“We need to be much more proactive with the positive narrative around the vital work of the third sector. It’s not about ignoring the bad; it’s about getting a balance right” – Nicola Sturgeon at The Gathering, 21 February 2018.

The media reporting of the Oxfam Scandal and the resulting coverage about charities has taught us many things. But one of the most important is that it’s shown just how fragile and how important public trust is. With 7,000 regular donations to Oxfam cancelled shortly after the revelations, people can be quick to lose faith about an organisation’s good work.

At last week’s Gathering, Nicola Sturgeon said in her opening speech that we need to be much more proactive at gathering the positive stories. At SCVO, we agree. That’s why in 2015 we set about building a platform dedicated to collecting stories from people that support, use, fundraise and volunteer for charities. That platform is called Good HQ. It’s a place where people can share their own (good and bad) experiences of charities and discover new ways to get involved in their local community.

The third sector already has a range of reporting mechanisms for members of the public to make official complaints. The Office of the Scottish Charity Regulator (OSCR) outlines the complaints procedure on their website; the first step being to make a complaint directly to an organisation or its trustees. Depending on the nature of the grievance there are additional bodies that focus on specific topics. Including the Scottish Fundraising Standards Panel, the Care Inspectorate and OSCR have their own charity complaints form.

However, formal complaints aren’t the only form of feedback which helps organisations to improve. The ability to review experiences, products and services can be seen in pretty much every other sector. When’s the last time you bought or booked something – from a washing machine to a holiday – without reading a review first? This isn’t something new to the public, but it is new to the sector.

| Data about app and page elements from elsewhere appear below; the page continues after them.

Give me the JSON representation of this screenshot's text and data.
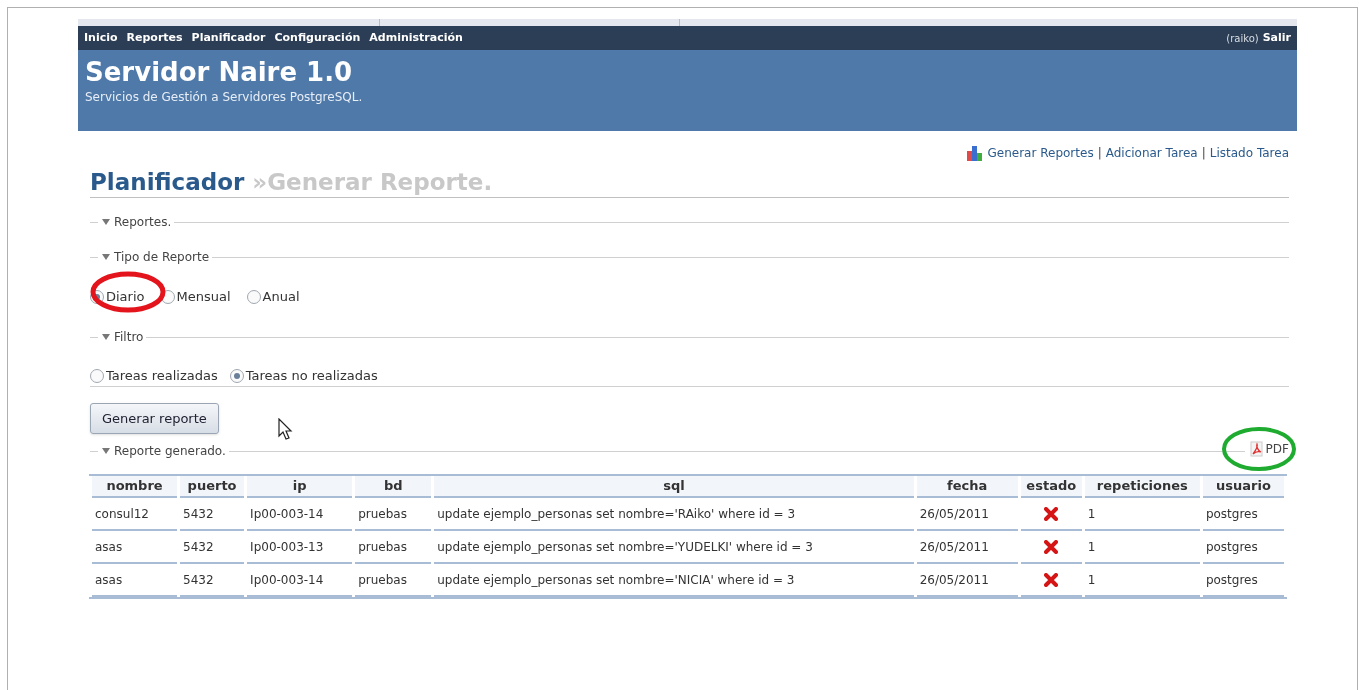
{
  "nav": {
    "items": [
      "Inicio",
      "Reportes",
      "Planificador",
      "Configuración",
      "Administración"
    ],
    "user": "(raiko)",
    "logout": "Salir"
  },
  "banner": {
    "title": "Servidor Naire 1.0",
    "subtitle": "Servicios de Gestión a Servidores PostgreSQL."
  },
  "actions": [
    "Generar Reportes",
    "Adicionar Tarea",
    "Listado Tarea"
  ],
  "actions_separator": "|",
  "page_title": {
    "section": "Planificador",
    "sub": "»Generar Reporte."
  },
  "sections": [
    {
      "label": "Reportes.",
      "expanded": true
    },
    {
      "label": "Tipo de Reporte",
      "expanded": true
    }
  ],
  "report_type": [
    {
      "label": "Diario",
      "selected": true
    },
    {
      "label": "Mensual",
      "selected": false
    },
    {
      "label": "Anual",
      "selected": false
    }
  ],
  "filter_section": {
    "label": "Filtro",
    "expanded": true
  },
  "filter": [
    {
      "label": "Tareas realizadas",
      "selected": false
    },
    {
      "label": "Tareas no realizadas",
      "selected": true
    }
  ],
  "generate_button": "Generar reporte",
  "result_section": {
    "label": "Reporte generado.",
    "expanded": true
  },
  "pdf_link": "PDF",
  "table": {
    "columns": [
      "nombre",
      "puerto",
      "ip",
      "bd",
      "sql",
      "fecha",
      "estado",
      "repeticiones",
      "usuario"
    ],
    "rows": [
      {
        "nombre": "consul12",
        "puerto": "5432",
        "ip": "Ip00-003-14",
        "bd": "pruebas",
        "sql": "update ejemplo_personas set nombre='RAiko' where id = 3",
        "fecha": "26/05/2011",
        "done": false,
        "repeticiones": "1",
        "usuario": "postgres"
      },
      {
        "nombre": "asas",
        "puerto": "5432",
        "ip": "Ip00-003-13",
        "bd": "pruebas",
        "sql": "update ejemplo_personas set nombre='YUDELKI' where id = 3",
        "fecha": "26/05/2011",
        "done": false,
        "repeticiones": "1",
        "usuario": "postgres"
      },
      {
        "nombre": "asas",
        "puerto": "5432",
        "ip": "Ip00-003-14",
        "bd": "pruebas",
        "sql": "update ejemplo_personas set nombre='NICIA' where id = 3",
        "fecha": "26/05/2011",
        "done": false,
        "repeticiones": "1",
        "usuario": "postgres"
      }
    ]
  }
}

People inherently have a fear of feedback, but now is the time to embrace it. Embrace the bad with the good. Show you’re listening, that you care, and that you want to drive positive change.

The Good HQ team were at the Gathering last week. We were encouraging people to share stories about the good causes they support to help spread the #ILoveCharity vibes. One of the most frequently asked questions we got from delegates was ‘is this TripAdvisor for charities?’.

Two years ago, we shied away from that explanation. However, today, it seems like a pertinent way to describe the platform (but with lots of other additional features such as volunteering and Goodmoves jobs). And, perhaps, what the sector needs right now. A place to demonstrate the impact of your organisation’s work through the stories of those who benefit as well as showing you are open to feedback and listening to what people have to say. Good HQ is one way to show you’re committed to doing just this. All registered charities in Scotland have a page on Good HQ. You can claim your page or sign up as a good cause and show you’re committed to improving transparency and public trust in the third sector by visiting goodhq.org/signup

While you’re there consider sharing a story about a charity you care about too. Add it to Good HQ by searching for the organisation and adding your review.

Keep an eye out over the coming weeks for blogs from a range of Good HQ users about how they’re using the platform to gather feedback. In the meantime, if you have any questions, please email Lauren, Good HQ Community Manager: hello@goodhq.org